London, 1788: a group of British gentlemen---geographers, scholars, politicians, humanitarians, and traders---decide it is time to solve the mysteries of Africa's unknown interior regions. Inspired by the Enlightenment quest for knowledge, they consider it a slur on the age that the interior of Africa still remains a mystery, that maps of the "dark continent" are populated with mythical beasts, imaginary landmarks, and fabled empires. As well, they hoped that more accurate knowledge of Africa would aid in the abolition of the slave trade.
These men, a mixed group of soldiers and gentlemen, ex-convicts, and social outcasts, form the African Association, the world's first geographical society, and over several decades send hardened, grizzled adventurers to replace speculation with facts and remove the beasts from the maps. The explorers who ventured forth included Mungo Park, whose account of his travels would be a bestseller for more than a century; American John Ledyard; and Jean Louis Burckhardt, the discoverer of Petra and Abu Simbel. Their exploits would include grueling crossings of the Sahara, the exploration of the Nile, and---most dramatically---the search for the great River Niger and its legendary city of gold: Timbuktu.

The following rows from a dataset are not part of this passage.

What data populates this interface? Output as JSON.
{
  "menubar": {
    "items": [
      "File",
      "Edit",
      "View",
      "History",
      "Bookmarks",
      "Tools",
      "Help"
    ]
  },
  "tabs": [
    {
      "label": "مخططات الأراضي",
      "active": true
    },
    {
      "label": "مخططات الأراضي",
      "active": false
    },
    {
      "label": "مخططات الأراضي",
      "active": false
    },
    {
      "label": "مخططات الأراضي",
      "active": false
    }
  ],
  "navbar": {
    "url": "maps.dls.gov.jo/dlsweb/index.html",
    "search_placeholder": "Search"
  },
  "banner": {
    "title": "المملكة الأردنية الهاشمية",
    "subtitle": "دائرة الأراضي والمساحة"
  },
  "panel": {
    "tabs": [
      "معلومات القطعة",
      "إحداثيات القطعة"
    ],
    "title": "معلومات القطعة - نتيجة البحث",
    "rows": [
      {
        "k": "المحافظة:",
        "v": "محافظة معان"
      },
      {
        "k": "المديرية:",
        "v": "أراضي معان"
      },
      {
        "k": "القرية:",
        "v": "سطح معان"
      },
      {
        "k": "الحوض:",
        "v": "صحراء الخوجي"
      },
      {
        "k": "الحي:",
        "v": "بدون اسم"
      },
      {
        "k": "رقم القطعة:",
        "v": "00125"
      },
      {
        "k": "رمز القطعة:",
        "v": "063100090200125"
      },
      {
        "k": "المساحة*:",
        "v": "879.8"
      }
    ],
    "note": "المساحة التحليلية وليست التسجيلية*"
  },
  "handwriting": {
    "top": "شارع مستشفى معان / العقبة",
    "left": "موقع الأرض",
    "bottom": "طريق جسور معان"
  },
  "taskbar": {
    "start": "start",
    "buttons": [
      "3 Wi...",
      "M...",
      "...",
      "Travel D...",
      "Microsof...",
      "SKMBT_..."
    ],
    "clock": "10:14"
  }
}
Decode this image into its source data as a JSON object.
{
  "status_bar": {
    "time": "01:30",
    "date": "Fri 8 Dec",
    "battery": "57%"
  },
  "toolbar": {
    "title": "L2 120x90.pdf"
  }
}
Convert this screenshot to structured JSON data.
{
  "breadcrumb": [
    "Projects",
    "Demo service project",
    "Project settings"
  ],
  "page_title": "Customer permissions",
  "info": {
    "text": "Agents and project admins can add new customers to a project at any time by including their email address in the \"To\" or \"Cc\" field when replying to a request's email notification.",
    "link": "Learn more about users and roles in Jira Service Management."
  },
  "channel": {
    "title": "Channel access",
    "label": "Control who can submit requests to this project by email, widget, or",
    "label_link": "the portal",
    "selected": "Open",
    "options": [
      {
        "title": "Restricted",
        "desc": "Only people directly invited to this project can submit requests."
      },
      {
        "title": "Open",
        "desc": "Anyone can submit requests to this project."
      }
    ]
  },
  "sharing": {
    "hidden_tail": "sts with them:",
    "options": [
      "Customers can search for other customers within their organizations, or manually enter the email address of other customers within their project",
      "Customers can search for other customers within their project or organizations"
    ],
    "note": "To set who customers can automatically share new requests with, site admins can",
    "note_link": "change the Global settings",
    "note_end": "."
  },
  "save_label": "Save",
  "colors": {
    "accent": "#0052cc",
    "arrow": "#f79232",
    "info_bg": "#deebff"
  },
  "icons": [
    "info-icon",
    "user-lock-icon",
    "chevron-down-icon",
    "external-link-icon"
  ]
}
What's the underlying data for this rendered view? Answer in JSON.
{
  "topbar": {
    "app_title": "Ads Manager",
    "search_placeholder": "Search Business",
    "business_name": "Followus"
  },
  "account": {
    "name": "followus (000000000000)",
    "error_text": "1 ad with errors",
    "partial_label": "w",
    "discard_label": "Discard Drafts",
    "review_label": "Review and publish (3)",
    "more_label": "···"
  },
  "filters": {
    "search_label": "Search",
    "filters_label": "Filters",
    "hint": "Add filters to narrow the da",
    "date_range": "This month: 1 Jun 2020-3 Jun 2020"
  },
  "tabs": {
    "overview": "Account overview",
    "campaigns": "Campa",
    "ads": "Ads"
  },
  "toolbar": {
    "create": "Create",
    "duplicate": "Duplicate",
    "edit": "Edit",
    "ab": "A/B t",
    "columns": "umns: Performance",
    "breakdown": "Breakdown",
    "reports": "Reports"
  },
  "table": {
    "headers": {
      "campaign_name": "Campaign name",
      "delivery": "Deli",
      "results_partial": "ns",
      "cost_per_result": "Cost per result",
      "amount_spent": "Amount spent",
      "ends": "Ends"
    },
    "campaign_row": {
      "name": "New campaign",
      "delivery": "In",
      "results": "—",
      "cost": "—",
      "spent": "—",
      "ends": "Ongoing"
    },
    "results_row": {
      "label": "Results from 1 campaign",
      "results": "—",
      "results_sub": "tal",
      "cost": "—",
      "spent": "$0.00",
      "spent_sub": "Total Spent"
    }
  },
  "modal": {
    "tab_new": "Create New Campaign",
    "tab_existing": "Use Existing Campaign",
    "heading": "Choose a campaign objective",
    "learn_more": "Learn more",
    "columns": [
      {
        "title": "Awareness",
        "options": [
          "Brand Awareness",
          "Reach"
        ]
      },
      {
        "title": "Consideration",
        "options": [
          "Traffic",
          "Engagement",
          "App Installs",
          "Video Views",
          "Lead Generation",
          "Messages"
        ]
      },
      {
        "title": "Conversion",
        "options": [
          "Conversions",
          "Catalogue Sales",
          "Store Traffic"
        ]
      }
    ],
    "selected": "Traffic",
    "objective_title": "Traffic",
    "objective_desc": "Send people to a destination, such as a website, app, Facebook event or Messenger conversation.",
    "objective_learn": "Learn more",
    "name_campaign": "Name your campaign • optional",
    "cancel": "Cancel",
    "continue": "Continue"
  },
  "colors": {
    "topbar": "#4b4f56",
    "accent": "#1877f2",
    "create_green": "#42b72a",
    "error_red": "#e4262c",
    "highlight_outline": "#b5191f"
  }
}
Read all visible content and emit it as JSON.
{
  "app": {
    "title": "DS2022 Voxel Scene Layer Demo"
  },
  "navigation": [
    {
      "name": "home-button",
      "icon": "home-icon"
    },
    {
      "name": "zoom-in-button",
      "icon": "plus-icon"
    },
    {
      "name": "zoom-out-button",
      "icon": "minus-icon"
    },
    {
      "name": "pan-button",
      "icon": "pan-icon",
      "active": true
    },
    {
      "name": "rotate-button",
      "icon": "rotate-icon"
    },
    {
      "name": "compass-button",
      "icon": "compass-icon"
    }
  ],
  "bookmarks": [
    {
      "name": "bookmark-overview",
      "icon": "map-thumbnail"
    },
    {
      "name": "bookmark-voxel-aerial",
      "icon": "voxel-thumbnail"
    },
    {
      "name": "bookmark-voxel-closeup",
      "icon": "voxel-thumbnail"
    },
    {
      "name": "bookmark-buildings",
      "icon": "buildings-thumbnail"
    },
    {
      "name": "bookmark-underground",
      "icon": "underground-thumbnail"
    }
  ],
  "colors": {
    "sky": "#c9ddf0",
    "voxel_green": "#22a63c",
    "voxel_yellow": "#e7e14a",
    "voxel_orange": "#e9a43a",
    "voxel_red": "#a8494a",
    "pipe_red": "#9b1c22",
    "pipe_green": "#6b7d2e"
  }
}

Anthony Sattin weaves the plotting of the London gentlemen and the experiences of their extraordinary explorers into a gripping account of high adventure, international intrigue, and geographical discovery. The Gates of Africa is a story of human courage and fatal ambition, a groundbreaking insight into the struggle to reveal the secrets of Africa.